Third and fourth were India (14.2%) and Thailand (9%) -- the trust has been buying specifically on the political turmoil in the latter. Interestingly, Russia comes eighth, with 6% of Templeton's assets, despite its much-vaunted place in the BRIC quartet.
The sector spread of Templeton's investments is also worth noting -- over 50% is allocated to just two sectors, financial and energy. You're certainly not backing the overseas workshops that have hollowed out the West -- just 2.7% of the fund's assets are in the industrial sector.
Shares in the Templeton trust are still up 40% in the past 12 months, even after the recent weakness, compared to a 16% rise in the FTSE 100. Over five years they've risen 187%, versus an advance of just 2% for the U.K.'s top 100 companies, and the price has more than quadrupled over the past decade.
Of course, this is exactly the sort of outperformance that has prompted some commentators to look for signs that emerging markets might be in a bubble. And -- like a Mobius Strip -- that takes us back to where we started!
More from Fool U.K.'s Owain Bennallack:

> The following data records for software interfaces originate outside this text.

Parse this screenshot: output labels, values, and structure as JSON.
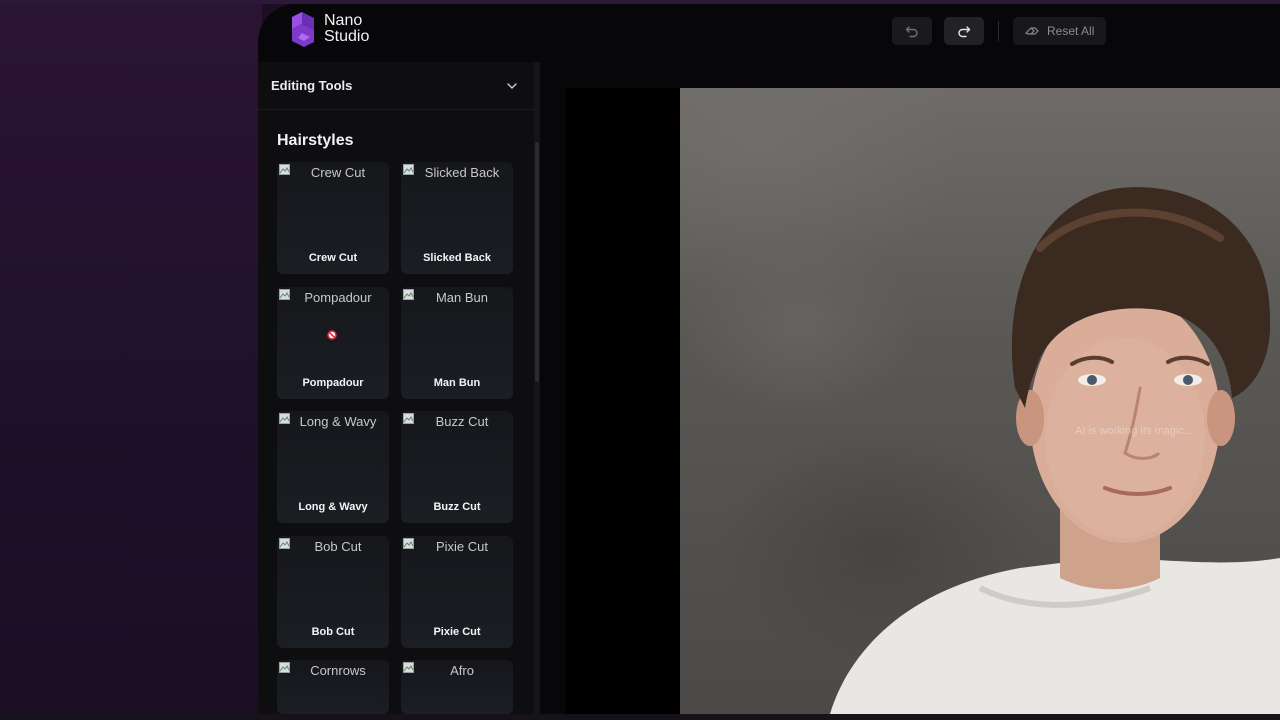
{
  "app": {
    "logo_line1": "Nano",
    "logo_line2": "Studio",
    "accent_color": "#8b3fd9"
  },
  "toolbar": {
    "undo_icon": "undo-icon",
    "redo_icon": "redo-icon",
    "reset_label": "Reset All"
  },
  "sidebar": {
    "editing_tools_label": "Editing Tools",
    "section_title": "Hairstyles",
    "hairstyles": [
      {
        "alt": "Crew Cut",
        "caption": "Crew Cut"
      },
      {
        "alt": "Slicked Back",
        "caption": "Slicked Back"
      },
      {
        "alt": "Pompadour",
        "caption": "Pompadour"
      },
      {
        "alt": "Man Bun",
        "caption": "Man Bun"
      },
      {
        "alt": "Long & Wavy",
        "caption": "Long & Wavy"
      },
      {
        "alt": "Buzz Cut",
        "caption": "Buzz Cut"
      },
      {
        "alt": "Bob Cut",
        "caption": "Bob Cut"
      },
      {
        "alt": "Pixie Cut",
        "caption": "Pixie Cut"
      },
      {
        "alt": "Cornrows",
        "caption": ""
      },
      {
        "alt": "Afro",
        "caption": ""
      }
    ]
  },
  "canvas": {
    "overlay_text": "AI is working its magic..."
  }
}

Brian Richards prepared this article for publication on Fool.com. Brian does not own shares of any securities mentioned. Fool U.K. writer Owain Bennallack owns shares in the Templeton Emerging Markets Investment Trust. The Fool has a disclosure policy.